For Pius XI, engagement with non-Catholics meant recalling the "erring sons" of Holy Mother Church, "who has indeed nothing more at heart than to lead them back to her bosom."
"It is clear why this Apostolic See has never allowed its subjects to take part in the assemblies of non-Catholics: for the union of Christians can only be promoted by promoting the return to the one true Church of Christ of those who are separated from it, for in the past they have unhappily left it," wrote Pius XI.

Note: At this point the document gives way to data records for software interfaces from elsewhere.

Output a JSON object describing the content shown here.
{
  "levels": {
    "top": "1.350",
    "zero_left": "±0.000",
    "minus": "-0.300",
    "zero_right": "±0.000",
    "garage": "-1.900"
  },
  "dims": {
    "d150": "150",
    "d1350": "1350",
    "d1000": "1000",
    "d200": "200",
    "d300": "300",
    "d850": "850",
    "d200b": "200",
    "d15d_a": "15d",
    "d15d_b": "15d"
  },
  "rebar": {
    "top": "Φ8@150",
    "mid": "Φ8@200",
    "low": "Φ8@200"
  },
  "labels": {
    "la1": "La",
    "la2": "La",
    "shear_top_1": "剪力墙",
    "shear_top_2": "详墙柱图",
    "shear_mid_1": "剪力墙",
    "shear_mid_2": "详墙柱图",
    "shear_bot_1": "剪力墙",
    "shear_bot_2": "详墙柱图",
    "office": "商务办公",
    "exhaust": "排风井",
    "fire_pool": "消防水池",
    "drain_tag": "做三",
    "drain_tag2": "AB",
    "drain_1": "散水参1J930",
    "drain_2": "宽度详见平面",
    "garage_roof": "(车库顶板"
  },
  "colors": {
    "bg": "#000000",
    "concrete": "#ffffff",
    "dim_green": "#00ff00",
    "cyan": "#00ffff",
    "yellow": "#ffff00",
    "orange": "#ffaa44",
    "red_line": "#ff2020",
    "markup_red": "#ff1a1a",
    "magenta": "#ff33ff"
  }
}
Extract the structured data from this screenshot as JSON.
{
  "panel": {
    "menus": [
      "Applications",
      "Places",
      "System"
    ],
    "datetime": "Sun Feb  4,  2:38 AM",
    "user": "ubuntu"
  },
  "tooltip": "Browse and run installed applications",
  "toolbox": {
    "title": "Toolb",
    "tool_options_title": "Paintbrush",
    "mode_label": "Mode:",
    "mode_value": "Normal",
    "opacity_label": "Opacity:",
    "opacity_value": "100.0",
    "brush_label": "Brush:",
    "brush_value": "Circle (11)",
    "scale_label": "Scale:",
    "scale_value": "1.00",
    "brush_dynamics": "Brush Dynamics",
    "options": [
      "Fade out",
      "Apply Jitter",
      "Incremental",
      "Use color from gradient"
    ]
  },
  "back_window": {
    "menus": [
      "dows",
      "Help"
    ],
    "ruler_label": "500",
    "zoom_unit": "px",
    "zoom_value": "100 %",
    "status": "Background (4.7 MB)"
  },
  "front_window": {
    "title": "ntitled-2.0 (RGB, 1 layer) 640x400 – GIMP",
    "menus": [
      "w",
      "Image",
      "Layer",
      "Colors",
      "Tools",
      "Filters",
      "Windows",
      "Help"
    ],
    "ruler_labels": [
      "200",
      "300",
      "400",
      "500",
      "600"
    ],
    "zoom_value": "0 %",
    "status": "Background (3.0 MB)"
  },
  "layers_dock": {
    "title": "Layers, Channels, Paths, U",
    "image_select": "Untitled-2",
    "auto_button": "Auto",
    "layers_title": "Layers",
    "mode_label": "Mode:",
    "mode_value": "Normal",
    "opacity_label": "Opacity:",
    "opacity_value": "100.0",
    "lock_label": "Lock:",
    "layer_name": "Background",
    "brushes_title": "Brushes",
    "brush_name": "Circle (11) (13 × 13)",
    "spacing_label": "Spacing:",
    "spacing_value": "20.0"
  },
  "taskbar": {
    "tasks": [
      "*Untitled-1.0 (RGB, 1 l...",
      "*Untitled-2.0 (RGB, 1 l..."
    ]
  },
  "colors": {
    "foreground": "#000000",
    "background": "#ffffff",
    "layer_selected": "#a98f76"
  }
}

"As a convert to the Catholic Church from Anglicanism it was the authority of the Church and the splendor of truth that drew me. I am sure this is the case for many other converts," Fr. David Palmer, from the Ordinariate of Our Lady of Walsingham, told Church Militant.
"Had I believed her to be one player amongst others, all searching for a, as of yet unattained, 'fullness of faith,' I don't think her appeal would have been so convincing," Palmer stressed.
Father Palmer elaborated:
Now while I will accept we may learn something from dialogues with other Christians, Catholic understanding has always been that the Catholic Church already possesses the truth, for she is the Church (not just a part of the Church) and she calls all Christians into union with her, in order that they may share the fullness of the faith.
"Indeed," he warned, "many other Christian ecclesial communities are abandoning the historic faith, they are not equal partners to the Church, we should be calling them home," Palmer observed, citing the Church of England's ordaining of women priests and bishops and move to formally approve same-sex relationships.
The new ecumenical directive, rather than urging Catholics to evangelize "separated brethren," acknowledges "those situations in which Christians move from one Christian community to another" and addresses "changing ecclesial affiliation as an ecumenical challenge and opportunity."
Instructing the faithful to "welcome with joy those who wish to enter into full communion with the Catholic Church," it warns against avoiding "triumphalism."
"In some circumstances it is possible to agree a 'Code of Conduct' with another Christian community, especially when addressing the challenging issues raised when clergy change affiliation," the vademecum states, noting the case of Anglican ministers being re-ordained as Catholic priests.
Alluding to Catholic apologetics, the directive urges laying aside "the polemical language and prejudices of the past," taking "as the point of departure the common tradition," and warning against "polemical presentations of Christian history and theology."
It insists on prioritizing ecumenism at all levels of the Church, including seminary and laity formation, diocesan websites, and "envisages this formation taking place through Bible study, the preached Word, catechesis, liturgy and spiritual life, and in a variety of contexts, such as the family, parish, school and lay associations."
The Vatican appeals to Jesus' prayer in St. John's gospel "that they may all be one so that the world may believe" as the theological basis for ecumenism.
However, rather than calling the faithful to evangelize people of other religions, the Pontifical Council insists on "interreligious dialogue" since "increasingly, at both the national and local levels, Christians are finding the need to engage more closely with other religious traditions."
Speaking to Church Militant, theologian Fr. Athanasius St. Michel noted that "ecumenism" was "a balancing act between the mandate to recognize the authenticity of Trinitarian baptism and the impossibility of organic unity with heretical and distorted ecclesial bodies."
"This vademecum confuses this essential distinction which is fatally problematic when so many Protestant bodies have surrendered to the anti-Christian zeitgeist," Athanasius cautioned, again citing the lack of instruction in the document regarding relations with denominations who endorsed female clergy, same-sex relationships and gender ideology.
"The proper corrective would be St Paul's advice to avoid being yoked with unrighteousness (2 Corinthians 6:14) and "ecumenism cannot adopt a lesser standard," Athanasius urged.
The handbook does not mention Mortalium Animos but frequently quotes Vatican II's Decree on Ecumenism (Unitatis redintegratio), Pope John Paul II's encyclical on ecumenical commitment (Ut unum sint), the Directory for the Application of Principles and Norms of Ecumenism and the Code of Canon Law (1983).